Liberal MP Oliver Luksic said the answer was deeply alarming. "It is a scandal that German taxpayers' money is going to go to Islamists," he said.

The centrist party has called on the German government to address the issue as an “urgent problem” and said its refusal to accept concerns expressed by parliament was a matter of deep concern.

Most of the German funding provided to Islamic Relief was designated for projects in Syria, the statement added.

The United Arab Emirates designated Islamic Relief Worldwide as a terrorist organisation in 2014 over its global links to the Muslim Brotherhood. Meanwhile concerns over the provenance of funds led global banking giant HSBC to shut down Islamic Relief’s accounts as had the Swiss banking corporation UBS four years earlier.

The announcement of a German review into official funding of Brotherhood-related groups comes amid growing concern over the spreading influence of the group in the country. The most recent published intelligence assessment said that there were an estimated 1,040 Brotherhood activists active in the country. It further said the group exerted active control over 50 mosques or Islamic centres.

Following concerns about the group’s underground influence at centres in Bonn, Colletta Manemann, Germany’s Integration Commissioner, warned that mosque-goers were targeted by the group. “To our knowledge, the Brotherhood is more in the focus of the security agencies than ever before,” she said. “We welcome that.”

Islamic Relief Worldwide rejected the claims and said it was seeking clarification from the authorities.

“Allegations surfacing in the German media claiming that Islamic Relief Worldwide has ties to the Muslim Brotherhood are damaging, defamatory and false," it said. "Islamic Relief is a purely humanitarian organisation, which categorically has no ties to any political group.

“To ensure no abuse of the organisation of any kind occurs, Islamic Relief employs comprehensive control mechanisms – including screening all staff, trustees and volunteers and ensuring that financial transfers require multiple approvals – that preclude any individual from making use of IRW’s projects and/or funds for extraneous purposes. These control mechanisms have been applauded in independent audit reports.
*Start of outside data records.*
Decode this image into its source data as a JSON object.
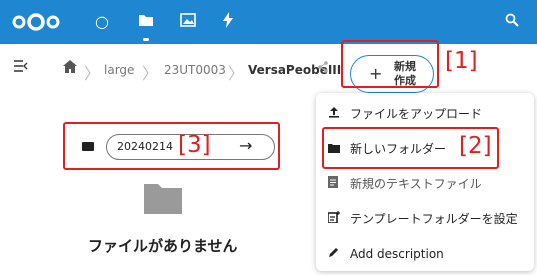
{
  "topbar": {
    "icons": [
      "nextcloud-logo",
      "circle-icon",
      "folder-icon",
      "image-icon",
      "lightning-icon",
      "search-icon"
    ]
  },
  "breadcrumb": {
    "items": [
      "large",
      "23UT0003",
      "VersaPeobeIII"
    ]
  },
  "new_button": {
    "plus": "+",
    "label_line1": "新規",
    "label_line2": "作成"
  },
  "annotations": {
    "n1": "[1]",
    "n2": "[2]",
    "n3": "[3]"
  },
  "menu": {
    "items": [
      {
        "icon": "upload-icon",
        "label": "ファイルをアップロード"
      },
      {
        "icon": "folder-icon",
        "label": "新しいフォルダー"
      },
      {
        "icon": "text-file-icon",
        "label": "新規のテキストファイル"
      },
      {
        "icon": "template-icon",
        "label": "テンプレートフォルダーを設定"
      },
      {
        "icon": "pencil-icon",
        "label": "Add description"
      }
    ]
  },
  "new_folder": {
    "value": "20240214",
    "arrow": "→"
  },
  "empty_state": {
    "text": "ファイルがありません"
  },
  "colors": {
    "header": "#1f86d1",
    "highlight": "#e02020"
  }
}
“Our independent affiliate office in Germany is in contact with the local authorities to seek clarifications on this urgent matter.”

On its website, the group sets out its history of working with governments since it was founded in Britain by Egyptian Hany El Banna. It became the first specialist Muslim charity to gain British government funding for projects in Africa in 1994.

It signed a framework partnership with the EU in 2002 and became a member of the UK’s Disasters Emergency Committee (DEC) which distributes funds from nationwide appeals in 2005. In Britain alone its annual Ramadan campaign raises more than £10 million annually.

Political concerns in German over the Brotherhood have led warnings that groups Islamic Community of Germany, known by the initials IGD, actively seeks to be the government’s recognised partner in dealing with Muslim-focussed issues of policy and community relations.

The official intelligence report stated as much in 2018 and said members went to actively concealed their ideological beliefs. “The goal of the IGD is to be the recognised contact point in Germany for established Islam,” it said. “It therefore pursues a Muslim Brotherhood ideology-oriented strategy of influence in the political and social sphere.

“At public appearances, confessions to the Muslim Brotherhood and any anti-constitutional statements are avoided. Nevertheless, the activities of the IGD centres are rooted in the ideological orientation of the Muslim Brotherhood, including negative attitudes towards Western values and an antipathy to democracy.”

Volker Beck, a Green Party politician, said the Brotherhood had built up ties with the main Islamic body for German Turks, using a conference organised in Cologne late last year as a platform for pan-European ambitions. “At the conference at the Islamic centre in Cologne there was the presence of the Muslim Brotherhood,” he said. “This event is quite interesting and a bit terrifying. They are not anymore trying to organise the Muslims in Germany but on a European level.”